Mirror Therapy in Phantom Limb Pain
<br />Through that glass, not so darkly.
Posted Mar 30, 2009
An interesting study was presented a little over a year ago at the national meeting of the American Neurological Association.
The study showed that phantom limb pain was reduced in patients randomized to receive therapy using a mirror to help them visualize moving a normal limb instead of the amputation. But the pain was not reduced in the group where the mirror was covered up, or in another group whose members were asked to imagine moving an amputated foot.
It appears that the visual component of the mirror led to the decrease in phantom limb pain.

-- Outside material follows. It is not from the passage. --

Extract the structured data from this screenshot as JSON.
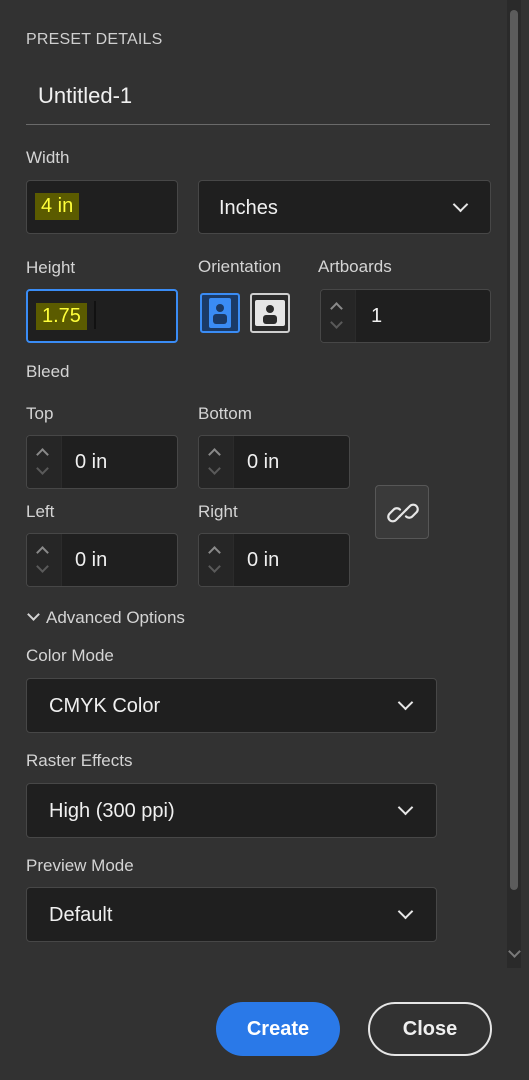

Mirror therapy uses a mirror to assist with visual imagery of the amputated limb. It is a method which has been used for the rehabilitation of stroke victims and patients with regional pain syndromes.
In this latest study, performed at Walter Reed Army Hospital, patients with lower limb amputations and significant phantom limb pain were assigned to either mirror treatment, or covered mirror, or mental visualization groups.
The mental visualization group moved the intact foot while visualizing moving the amputated (phantom) foot, accomplishing this by using the mirror to reflect their opposite (intact) foot. This created the illusion of having two completely normal legs.
The covered mirror group also was asked to move their intact foot while visualizing moving the amputated foot, but the mirror, of course, was covered.
The mental visualization group simply closed their eyes and visualized moving the amputated foot.
Patients involved in the study performed their assigned activities 15 minutes each day, 5 days per week. After 4 weeks, it was found that pain was significantly improved in the group using the mirror, with pain levels improving as early as within the first week.
Interestingly, the number and length of the phantom limb pain episodes decreased by 100% in the group using the mirror, decreased by 17% in the covered mirror group, and decreased by 33% in the mental visualization group. But when the patients in the mental visualization and covered mirror groups were switched to the mirror method, these patients also reported significant decreases in pain.
It appears that mirror therapy is a novel and safe therapy for the often perplexing problem of phantom limb pain. The illusion that is created, of a normal limb, appears to be therapeutically successful thanks to the organization and plasticity of the human central nervous system. Researchers are examining the benefit of mirror therapy in complex regional pain syndrome patients. It will be interesting to see those results.
Perhaps the mirror will serve as the glass that is half-filled for those who have suffered horrific injuries.